His leading lady, Lauren Worsham, brought a lovely musicality to the role of Magnolia, whose character arguably changes more than any other in the 40-year span of the show. In Magnolia’s adolescence, Worsham’s voice was innocent and child-like, and as the character grew, so did the voice, blossoming into a warm, mature voice with bell-like clarity.

As much as I love the work of Fred Willard, he seemed out of place in this musical. His characterizations seemed so modern that he popped out of the texture of the show, leaving him stuck out like a sore thumb. The same could be said for Jane Alexander who couldn’t quite sing her few bars of music. Vanessa Williams was predictably fantastic, bringing a certain magnetism with her every time she is onstage. Her interpretation of Julie was classy and alluring. “Can’t Help Lovin’ Dat Man” and “Bill” were highlights of the show.
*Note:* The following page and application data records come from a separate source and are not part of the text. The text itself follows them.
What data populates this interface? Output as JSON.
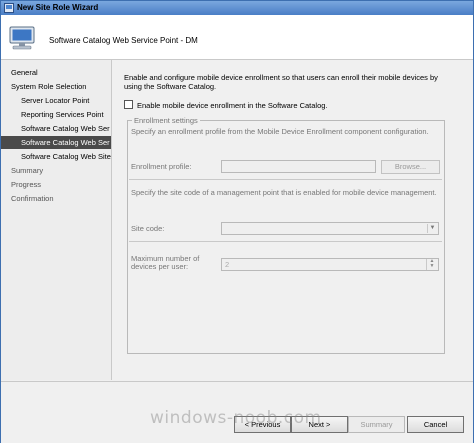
{
  "window": {
    "title": "New Site Role Wizard"
  },
  "header": {
    "title": "Software Catalog Web Service Point - DM"
  },
  "nav": {
    "items": [
      {
        "label": "General"
      },
      {
        "label": "System Role Selection"
      },
      {
        "label": "Server Locator Point"
      },
      {
        "label": "Reporting Services Point"
      },
      {
        "label": "Software Catalog Web Ser"
      },
      {
        "label": "Software Catalog Web Ser"
      },
      {
        "label": "Software Catalog Web Site"
      },
      {
        "label": "Summary"
      },
      {
        "label": "Progress"
      },
      {
        "label": "Confirmation"
      }
    ]
  },
  "content": {
    "description": "Enable and configure mobile device enrollment so that users can enroll their mobile devices by using the Software Catalog.",
    "enable_checkbox": {
      "label": "Enable mobile device enrollment in the Software Catalog.",
      "checked": false
    },
    "enrollment_settings": {
      "legend": "Enrollment settings",
      "profile_text": "Specify an enrollment profile from the Mobile Device Enrollment component configuration.",
      "profile_label": "Enrollment profile:",
      "profile_value": "",
      "browse_label": "Browse...",
      "site_text": "Specify the site code of a management point that is enabled for mobile device management.",
      "site_label": "Site code:",
      "site_value": "",
      "max_label_1": "Maximum number of",
      "max_label_2": "devices per user:",
      "max_value": "2"
    }
  },
  "footer": {
    "previous": "< Previous",
    "next": "Next >",
    "summary": "Summary",
    "cancel": "Cancel"
  },
  "watermark": "windows-noob.com"
}
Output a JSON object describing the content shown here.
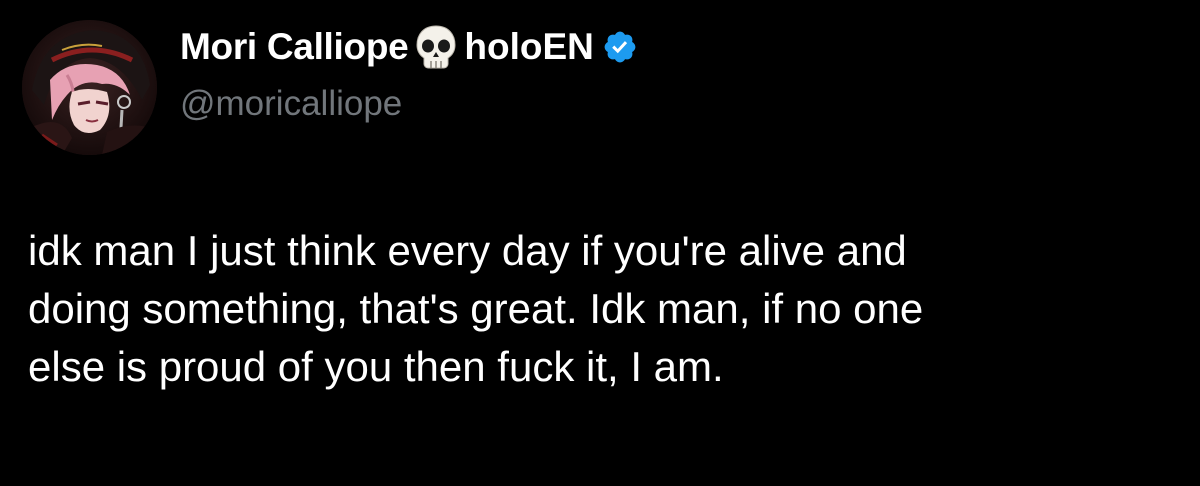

Christopher Fitzgerald and Alli Mauzey, who play Frank and Ellie, complete the show by bringing musical comedy to the table. Full of pep and verve, the two provide a toe-tapping respite from the show’s occasional heaviness.  Their cute dances, including a head-slapping tambourine routine (choreographed by Randy Skinner), provided some much-needed physicality in a mostly static concert.

Robert Russell Bennett’s original 1927 orchestrations were used for this concert, brought to life with spirited fullness by the New York Philharmonic. The tuba and banjo have been restored to the orchestration (thank you, Mr. Sperling), and their presence makes a world of difference, instantly transporting you to the old-timey world of the show.

Though musically satisfying, the concert could have benefited from having more stage direction. At times, stage business, such as laboriously setting up chairs, would stunt the flow of the performance. At other times, the lack of activity would seem dull. Yes, there is a clear distinction between a concert and a full production. But, when the performers are singing from memory, unbound from music stands or binders, more thoughtfully assigned action is certainly welcome. 

As an evening, Show Boat was extremely enjoyable, even with its imperfections. The star-studded cast delivered a walloping concert, and the audience left the theatre (actually) humming. Ted Sperling and the New York Philharmonic have made a beautiful recreation of this American treasure, bringing Show Boat, in all of its dated glory, back into the spotlight.